Trains have again started with bread from Rolla, but it has required a great part of my command to open and secure the line.

Some re-enforcements by water would be most desirable.




Saint Louis, June 2, 1862.

Colonel S. H. BOYD, Rolla:

Lieutenant-Colonel Stephens, with four companies, marched for Little Piney last Monday and must be there. Colonel Washburn, with four companies, started Thursday for Lebanon via Tuscumbia. Major Goff, with five companies, operating south of Osage, with orders to go as far as Lebanon road, and Colonel McClurg has orders to operate in the same direction from Linn Creek. General Totten has notified Major Goff and McClurg about rebels southwest of your post.


Brigadier-General, Acting Inspector-General.


Saint Louis, Mo., June 2, 1862.

Colonel J. C. KELTON,

Asst. Adjt. General, Dept. of the Mississippi, Corinth, Miss.:

I have the honor to inclose, for the information of the major-general commanding, a copy of an order I have deemed it necessary to issue in consequence of the manifestation of a design on the part of the incorrigible class of rebels throughout the State to engage in guerrilla warfare during the summer.* Several of these guerrillas have been caught and are now on trial.

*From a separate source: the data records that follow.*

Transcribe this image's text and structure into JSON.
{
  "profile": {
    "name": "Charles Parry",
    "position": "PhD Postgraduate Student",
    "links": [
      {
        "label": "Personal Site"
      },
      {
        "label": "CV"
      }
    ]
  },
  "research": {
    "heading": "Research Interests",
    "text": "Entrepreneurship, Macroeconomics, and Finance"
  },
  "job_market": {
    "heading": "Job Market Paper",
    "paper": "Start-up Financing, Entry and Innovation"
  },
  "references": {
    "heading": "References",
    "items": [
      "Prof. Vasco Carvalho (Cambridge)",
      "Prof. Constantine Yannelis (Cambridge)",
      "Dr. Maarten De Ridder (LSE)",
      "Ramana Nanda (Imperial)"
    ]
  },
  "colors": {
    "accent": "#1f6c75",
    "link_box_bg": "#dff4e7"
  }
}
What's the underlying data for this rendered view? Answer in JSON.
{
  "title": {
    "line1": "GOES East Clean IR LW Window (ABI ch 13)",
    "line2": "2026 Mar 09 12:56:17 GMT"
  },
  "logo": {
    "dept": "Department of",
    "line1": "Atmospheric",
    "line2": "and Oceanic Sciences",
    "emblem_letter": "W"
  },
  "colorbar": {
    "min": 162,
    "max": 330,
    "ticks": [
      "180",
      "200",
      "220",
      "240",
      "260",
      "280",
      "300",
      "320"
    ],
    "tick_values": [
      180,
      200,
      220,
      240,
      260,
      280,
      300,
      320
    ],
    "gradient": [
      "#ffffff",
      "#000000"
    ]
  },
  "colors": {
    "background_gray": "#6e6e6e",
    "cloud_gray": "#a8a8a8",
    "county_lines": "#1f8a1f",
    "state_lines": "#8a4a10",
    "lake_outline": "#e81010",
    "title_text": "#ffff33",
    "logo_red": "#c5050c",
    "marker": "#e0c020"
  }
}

Could speedy punishment follow their conviction a very wholesome effect would no doubt be produced. By the long delay occasioned by the necessity of sending the proceedings to the major-general commanding the department for his approval will deprive the State of the beneficial effects of a few summary examples, which I have no doubt would put an end to these disturbances of the peace. I have thought to remedy the evil by turning criminals over to the civil courts,


*See General Orders, No, 18, May 29,